Guns advocacy OT! 566
On Sat, 12 Feb 2005 17:48:39 -0600, Liam Slider
Yes, he did cover whether easy access to guns was the reason for gun crime. The bank scene was intended to illustrate just how easy the access is in some places. It is certainly the case that there is no nationwide registration requirement, and only minimal background checks are required. Most states have no licensing of gun owners.
Be that as it may, he then went to Canada and discovered that Canadians also have easy access to guns but much lower gun crime. He also looked at video games and music as reasons for our crime problem.
I saw the movie. If you didn't, you can watch the clip for yourself at:
The bank did have such an offer. He didn't claim the bank did anything wrong, they did all the proper checks. It may have been staged, it was a movie after all, but it wasn't untrue. He did not just make it up.
I agree that Moore's a sloppy film-maker and he often goes way over the top. He's a polemecist, that's what he does. I just thought it amusing that you seemed to agree with him about gun control.
I watched Pat Buchanan on "The McLaughlin Group" yesterday and found myself agreeing with him. That's amusing too. A stopped clock is right twice a day and all that.
His data are from the FBI, and I checked a few samples to make sure he didn't pull a fast one. I didn't read the whole article, I was only looking for data in a nice format, so I have no comment on that.
Lets see...New England has the lowest homicide rate in the US on a per capita basis. New England is pretty "blue" these days.
Louisiana had the highest rate state-wide in 2003, followed by Maryland, Missisppi, and Nevada. Three red states and one blue. New York State is not even in the top ten. New York obviously has more homicides than Nevada, but fewer per person.
Chicago is much higher than New York City, which isn't even in the top 10 cities by per-capita rate (in fact it is in the bottom 10, which kind of blows away population density as the only determinant). Why do you pick on New York so?
You are correct that "blue cities" populate most of the the top 10 big cities, but they also populate most of them bottom 10. That's because there simply aren't many big cities that voted "red".
Sure, that could be, but Europe has high population density too so there must be other factors.
Guns advocacy OT! 571
BEGIN PGP SIGNED MESSAGE----- Hash: SHA1 On Mon, 14 Feb 2005 03:00:30 +0000, I am not claiming that the firearms rate went down, but that...
Really? Toronto and Montreal are big cities with metro areas of over a million people. I doubt they are any more spread out than Phoenix or Denver. They just don't have very many big cities is all, since there are only 35 million Canadians.

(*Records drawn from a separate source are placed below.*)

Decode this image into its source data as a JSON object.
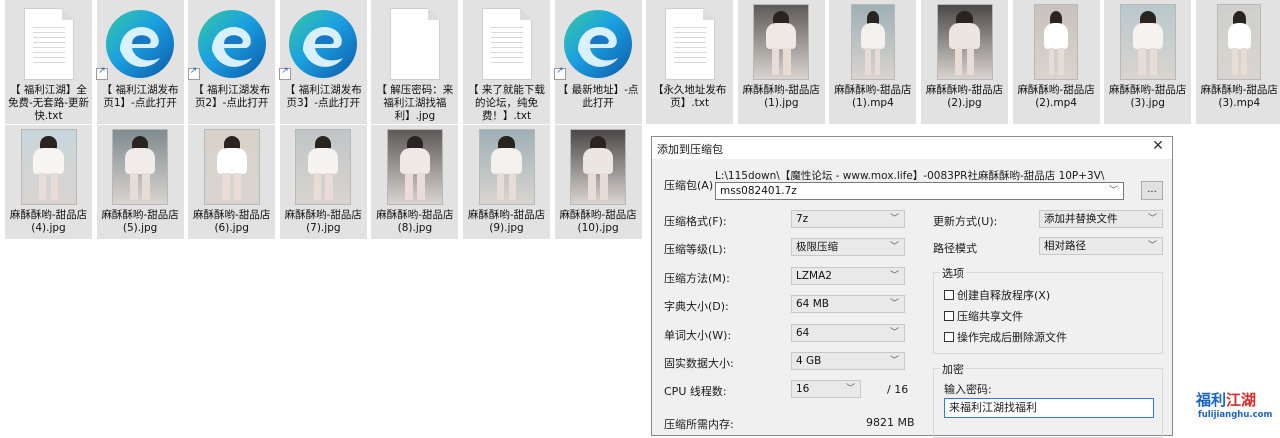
{
  "files_row1": [
    {
      "type": "doc",
      "label": "【 福利江湖】全免费-无套路-更新快.txt"
    },
    {
      "type": "edge",
      "label": "【 福利江湖发布页1】-点此打开"
    },
    {
      "type": "edge",
      "label": "【 福利江湖发布页2】-点此打开"
    },
    {
      "type": "edge",
      "label": "【 福利江湖发布页3】-点此打开"
    },
    {
      "type": "doc-blank",
      "label": "【 解压密码：来福利江湖找福利】.jpg"
    },
    {
      "type": "doc",
      "label": "【 来了就能下载的论坛，纯免费！】.txt"
    },
    {
      "type": "edge",
      "label": "【 最新地址】-点此打开"
    },
    {
      "type": "doc",
      "label": "【永久地址发布页】.txt"
    },
    {
      "type": "photo",
      "label": "麻酥酥哟-甜品店(1).jpg"
    },
    {
      "type": "video",
      "label": "麻酥酥哟-甜品店(1).mp4"
    },
    {
      "type": "photo",
      "label": "麻酥酥哟-甜品店(2).jpg"
    },
    {
      "type": "video",
      "label": "麻酥酥哟-甜品店(2).mp4"
    },
    {
      "type": "photo",
      "label": "麻酥酥哟-甜品店(3).jpg"
    },
    {
      "type": "video",
      "label": "麻酥酥哟-甜品店(3).mp4"
    }
  ],
  "files_row2": [
    {
      "type": "photo",
      "label": "麻酥酥哟-甜品店(4).jpg"
    },
    {
      "type": "photo",
      "label": "麻酥酥哟-甜品店(5).jpg"
    },
    {
      "type": "photo",
      "label": "麻酥酥哟-甜品店(6).jpg"
    },
    {
      "type": "photo",
      "label": "麻酥酥哟-甜品店(7).jpg"
    },
    {
      "type": "photo",
      "label": "麻酥酥哟-甜品店(8).jpg"
    },
    {
      "type": "photo",
      "label": "麻酥酥哟-甜品店(9).jpg"
    },
    {
      "type": "photo",
      "label": "麻酥酥哟-甜品店(10).jpg"
    }
  ],
  "dialog": {
    "title": "添加到压缩包",
    "close_glyph": "✕",
    "archive_label": "压缩包(A)",
    "archive_path": "L:\\115down\\【魔性论坛 - www.mox.life】-0083PR社麻酥酥哟-甜品店 10P+3V\\",
    "archive_name": "mss082401.7z",
    "browse_label": "...",
    "format_label": "压缩格式(F):",
    "format_value": "7z",
    "level_label": "压缩等级(L):",
    "level_value": "极限压缩",
    "method_label": "压缩方法(M):",
    "method_value": "LZMA2",
    "dict_label": "字典大小(D):",
    "dict_value": "64 MB",
    "word_label": "单词大小(W):",
    "word_value": "64",
    "solid_label": "固实数据大小:",
    "solid_value": "4 GB",
    "threads_label": "CPU 线程数:",
    "threads_value": "16",
    "threads_total": "/ 16",
    "memory_label": "压缩所需内存:",
    "memory_value": "9821 MB",
    "update_label": "更新方式(U):",
    "update_value": "添加并替换文件",
    "path_label": "路径模式",
    "path_value": "相对路径",
    "options_title": "选项",
    "opt_sfx": "创建自释放程序(X)",
    "opt_shared": "压缩共享文件",
    "opt_delete": "操作完成后删除源文件",
    "encrypt_title": "加密",
    "password_label": "输入密码:",
    "password_value": "来福利江湖找福利"
  },
  "watermark": {
    "cn_left": "福利",
    "cn_mid": "江湖",
    "en": "fulijianghu.com"
  }
}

But forget Canada, what about London? Berlin? Moscow...oops, Russia has a really high homicide rate, higher than the US. Of course, their economy sucks, so maybe there is yet another factor. So far we have culture, population density, and the economic situation. There's probably lots more.
My only point here is that treating this as a political issue, "evil blue states" vs "goodly red states", or vice versa, leads you to bark up a lot of wrong trees. Making buttumptions in an effort to explain away the numbers is also a good way to mislead yourself.
The causes and prevention of crime are not well-understood and just applying "commonn sense" seems to not work very well. Politicising the issue the way we in the US have done actively inhibits finding real solutions IMO.
-- - Bob Hauck - A proud member of the reality-based community.
Guns advocacy OT! 567
I stand corrected. Tracking of that gun after the first sale is pretty loose though. In most states private sales aren't...